A Final Note on Estonia's I-Voting

The Estonian Internet voting trail has ended and the government has posted a series of PowerPoint presentations about the trial. The first PowerPoint presentation gives an overview of the electoral system in Estonia. Here, several facets of the electoral process are quite interesting.

  • Elections to the Presidency, the national parliament, and the European Parliament are on different schedules. The President serves a 5-year term but the national parliament is on a 4-year term.
  • There is a clear governance structure at the National, county, and polling station levels for overseeing the elections. (Also, Estonia has about 650 polling places, or about 8 times fewer than exist in Los Angeles County).
  • Estonians disenfranchise individuals in prison and also seem to have a form of felony disenfranchisement, but it is discretionary, not compulsory.

Procedurally, the election is different as well.

  • Critically, the state registers voters.
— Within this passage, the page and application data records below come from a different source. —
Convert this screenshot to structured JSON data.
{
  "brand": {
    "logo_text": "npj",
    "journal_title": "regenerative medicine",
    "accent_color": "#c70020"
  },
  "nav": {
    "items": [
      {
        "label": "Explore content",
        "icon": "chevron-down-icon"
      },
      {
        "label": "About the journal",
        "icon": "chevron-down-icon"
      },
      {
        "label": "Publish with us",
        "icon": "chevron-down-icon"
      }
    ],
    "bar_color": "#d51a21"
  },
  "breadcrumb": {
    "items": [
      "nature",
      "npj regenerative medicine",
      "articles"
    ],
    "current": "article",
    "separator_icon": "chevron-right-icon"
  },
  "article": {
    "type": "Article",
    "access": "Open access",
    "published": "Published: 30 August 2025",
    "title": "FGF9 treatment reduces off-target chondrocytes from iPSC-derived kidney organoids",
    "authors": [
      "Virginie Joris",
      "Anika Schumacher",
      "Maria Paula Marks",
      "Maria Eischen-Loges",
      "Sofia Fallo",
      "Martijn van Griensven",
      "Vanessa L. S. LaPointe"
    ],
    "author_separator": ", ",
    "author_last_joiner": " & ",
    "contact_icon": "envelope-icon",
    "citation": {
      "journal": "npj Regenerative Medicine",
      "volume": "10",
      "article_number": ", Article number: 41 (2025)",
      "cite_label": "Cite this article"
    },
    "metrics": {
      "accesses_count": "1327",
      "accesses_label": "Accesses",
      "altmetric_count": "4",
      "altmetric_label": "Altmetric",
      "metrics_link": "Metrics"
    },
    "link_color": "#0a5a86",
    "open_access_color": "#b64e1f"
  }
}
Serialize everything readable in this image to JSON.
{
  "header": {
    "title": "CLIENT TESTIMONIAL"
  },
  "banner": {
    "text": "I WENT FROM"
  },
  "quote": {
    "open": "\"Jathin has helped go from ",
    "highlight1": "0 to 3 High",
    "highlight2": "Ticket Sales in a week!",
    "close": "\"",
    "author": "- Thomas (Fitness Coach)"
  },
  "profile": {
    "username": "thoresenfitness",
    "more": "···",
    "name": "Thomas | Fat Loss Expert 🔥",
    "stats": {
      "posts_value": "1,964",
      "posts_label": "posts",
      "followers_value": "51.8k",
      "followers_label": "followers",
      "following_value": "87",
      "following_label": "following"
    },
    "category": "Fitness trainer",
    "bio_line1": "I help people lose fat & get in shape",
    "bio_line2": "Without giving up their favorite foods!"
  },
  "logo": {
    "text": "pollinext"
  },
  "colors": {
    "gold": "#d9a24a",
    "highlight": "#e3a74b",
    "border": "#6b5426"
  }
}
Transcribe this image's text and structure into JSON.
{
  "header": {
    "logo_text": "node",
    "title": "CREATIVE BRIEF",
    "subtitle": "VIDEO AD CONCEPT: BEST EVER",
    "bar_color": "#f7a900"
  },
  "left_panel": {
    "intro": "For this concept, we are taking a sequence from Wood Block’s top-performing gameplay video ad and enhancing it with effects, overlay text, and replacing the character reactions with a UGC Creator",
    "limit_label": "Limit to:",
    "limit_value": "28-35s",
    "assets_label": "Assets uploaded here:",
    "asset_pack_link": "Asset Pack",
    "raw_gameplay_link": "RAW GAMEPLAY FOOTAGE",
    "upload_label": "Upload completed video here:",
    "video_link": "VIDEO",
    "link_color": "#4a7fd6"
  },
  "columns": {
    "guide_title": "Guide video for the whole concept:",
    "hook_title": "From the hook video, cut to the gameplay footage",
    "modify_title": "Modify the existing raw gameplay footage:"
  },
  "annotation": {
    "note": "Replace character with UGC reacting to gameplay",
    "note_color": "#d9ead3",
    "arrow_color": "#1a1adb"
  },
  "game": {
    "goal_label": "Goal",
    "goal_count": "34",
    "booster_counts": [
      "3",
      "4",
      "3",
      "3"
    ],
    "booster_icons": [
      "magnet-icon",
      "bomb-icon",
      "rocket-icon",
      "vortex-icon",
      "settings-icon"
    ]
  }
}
Voters are sent their polling place cards 20 days before the election.
  • The state does early voting, but much more broadly than we do on the U.S. For the 13th-9th days before the election, there is one early voting site per county.
  • For the 6th-4th days before the election, every polling place is open for early voting!
  • Voters can also vote outside their polling place of residence in early voting.
  • Internet voting was allowed during the advanced voting period.

The second PowerPoint presentation examined the Internet voting system used in the election. We reviewed this in a previous blog entry, but it would likely be of interest to those who want to know what a very high-level Internet voting architecture description looks like.

The final PowerPoint examines e-voting in Estonia from a social and legal perspective. Several findings are quite interesting.

  • First, the penetration of the Internet in Estonia is not as high as it is in the U.S. 41% of Estonian households have a computer, with 82% of these computers connected to the Internet. By contrast, 61% of households in the US have computers and 88 percent of those computers are internet-connected.
  • Not surprisingly, support for e-voting is highest among those who use the Internet daily and lowest among those who do not use the Internet. Only 13 percent of Internet users are against e-voting, compared to 26 percent of non-Internet users.
  • A survey of Estonians in both 2004 and 2005 found that support for poll site voting declined from 2004 to 2005. However, those who were sure they would prefer to e-vote stayed the same. (The switch was in two questions giving both options but preference for one over the other. There e-voting scored well in direct comparison to poll site voting).
  • Internet voting has very high support (64-66 percent) from those 15-34, but poll site voting has similar support (64-72 percent) from those 50 to 74.